These words carry greater meaning for me with each passing year; as I watch my friends who served and came back age, yet those who did not return remain frozen in time.
I look back on photos of some of those friends who I was fortunate enough to train with in the summer of 2001 prior to the War on Terror, and then I look at them today remembering those who died along side them; I'm struck by the power of the words in Ode of Remembrance.
I left the Forces without serving in any notable capacity, I didn't go overseas, I merely observed from afar as those who served went over, I read the names of those who died in press releases, each time mournful knowing what each death meant, but thankful none of those names were that of a friend.
I knew two of the dead, in that I was in the same training establishment as them at the same time. They remain in their early twenties forever, the guys who watched Jeopardy each night in the mess, who had a great sense of humour. Forever, they will remain the young faces of their official service photos.
I was always struck during my childhood and youthful years by how the emotional gravity of each Remembrance Day increased for the Veterans of the Second World War and Korea, I couldn't grasp why.

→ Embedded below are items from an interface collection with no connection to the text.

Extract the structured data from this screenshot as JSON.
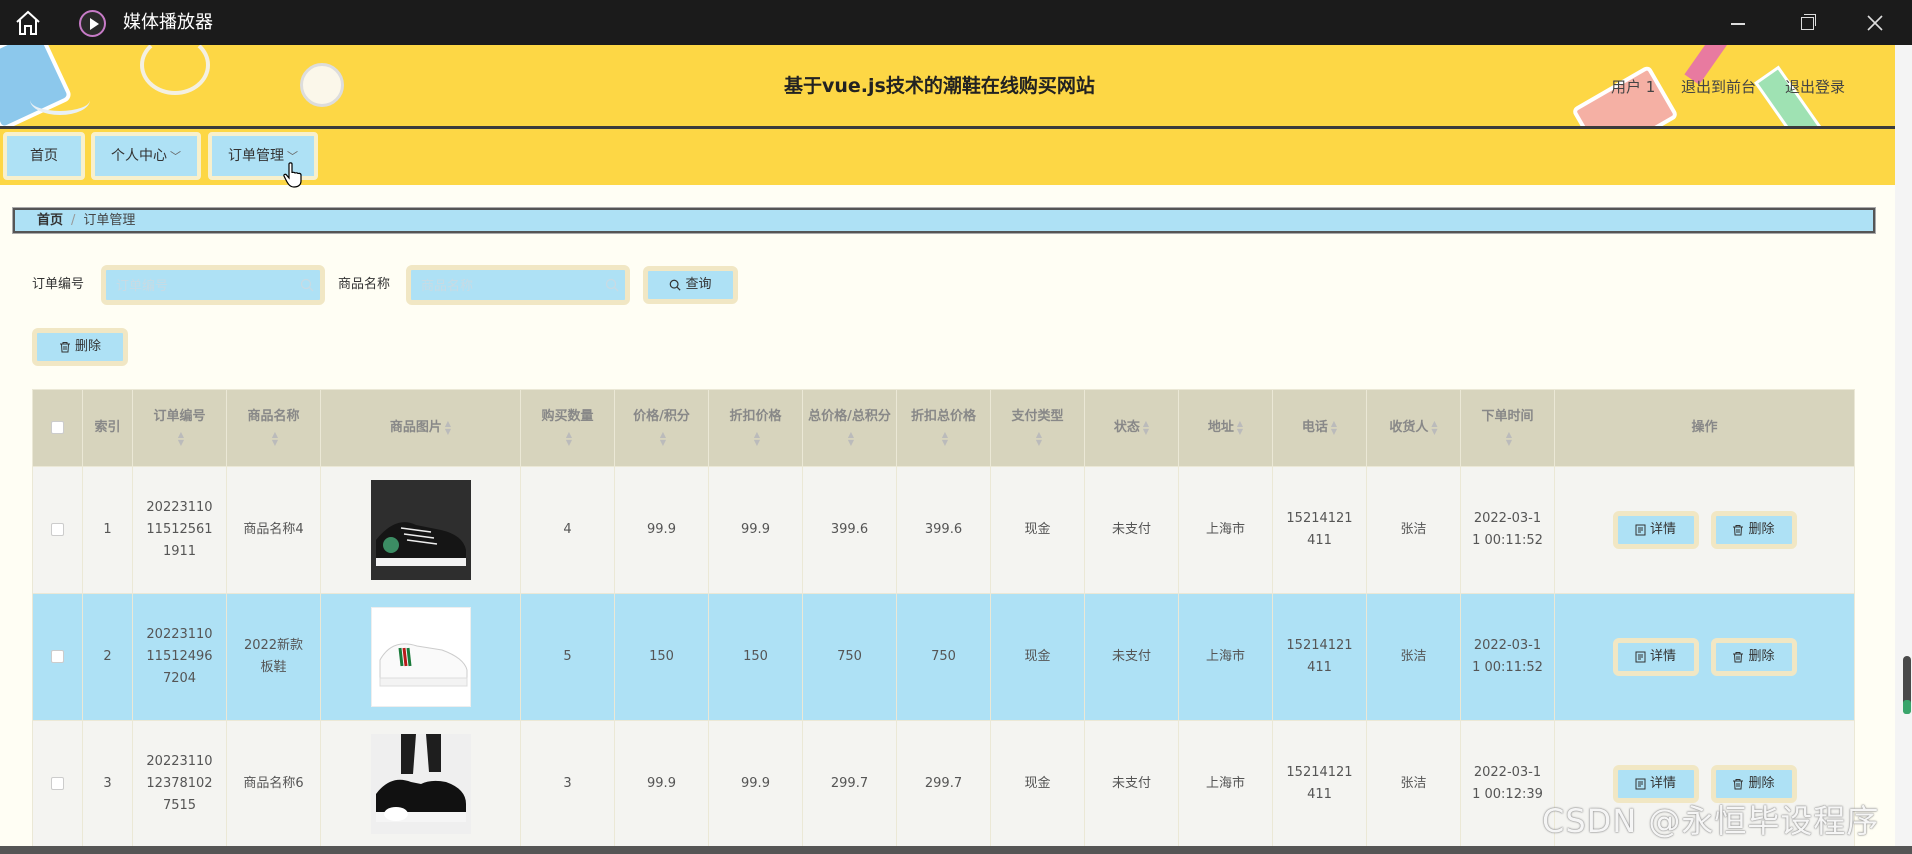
{
  "window": {
    "title": "媒体播放器"
  },
  "header": {
    "site_title": "基于vue.js技术的潮鞋在线购买网站",
    "user": "用户 1",
    "back_front": "退出到前台",
    "logout": "退出登录"
  },
  "nav": {
    "home": "首页",
    "personal": "个人中心",
    "orders": "订单管理"
  },
  "breadcrumb": {
    "home": "首页",
    "separator": "/",
    "current": "订单管理"
  },
  "search": {
    "order_no_label": "订单编号",
    "order_no_placeholder": "订单编号",
    "product_label": "商品名称",
    "product_placeholder": "商品名称",
    "query_button": "查询",
    "delete_button": "删除"
  },
  "table": {
    "columns": [
      "索引",
      "订单编号",
      "商品名称",
      "商品图片",
      "购买数量",
      "价格/积分",
      "折扣价格",
      "总价格/总积分",
      "折扣总价格",
      "支付类型",
      "状态",
      "地址",
      "电话",
      "收货人",
      "下单时间",
      "操作"
    ],
    "rows": [
      {
        "index": "1",
        "order_no": "202231101151256119 11",
        "order_no_display": "20223110\n11512561\n1911",
        "product": "商品名称4",
        "qty": "4",
        "price": "99.9",
        "discount_price": "99.9",
        "total": "399.6",
        "discount_total": "399.6",
        "pay_type": "现金",
        "status": "未支付",
        "address": "上海市",
        "phone": "15214121\n411",
        "receiver": "张洁",
        "time": "2022-03-1\n1 00:11:52"
      },
      {
        "index": "2",
        "order_no_display": "20223110\n11512496\n7204",
        "product": "2022新款\n板鞋",
        "qty": "5",
        "price": "150",
        "discount_price": "150",
        "total": "750",
        "discount_total": "750",
        "pay_type": "现金",
        "status": "未支付",
        "address": "上海市",
        "phone": "15214121\n411",
        "receiver": "张洁",
        "time": "2022-03-1\n1 00:11:52"
      },
      {
        "index": "3",
        "order_no_display": "20223110\n12378102\n7515",
        "product": "商品名称6",
        "qty": "3",
        "price": "99.9",
        "discount_price": "99.9",
        "total": "299.7",
        "discount_total": "299.7",
        "pay_type": "现金",
        "status": "未支付",
        "address": "上海市",
        "phone": "15214121\n411",
        "receiver": "张洁",
        "time": "2022-03-1\n1 00:12:39"
      }
    ],
    "detail_button": "详情",
    "delete_button": "删除"
  },
  "watermark": "CSDN @永恒毕设程序",
  "colors": {
    "header_bg": "#fdd745",
    "button_bg": "#aee1f5",
    "button_border": "#f1e7c4",
    "table_header_bg": "#d7d4bd",
    "highlight_row": "#aee1f5",
    "page_bg": "#fffef4"
  }
}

Today, I looked at the pain in one of my friends eyes who served multiple tours in Afghanistan. Each seems each Remembrance Day is tougher on him, more emotional.
I have my own thoughts on why, and I think about what they would be contributing today, the joy their sense of humour would've brought to others, those two who I was lucky enough to share a table with those few times.
We Will Remember Them.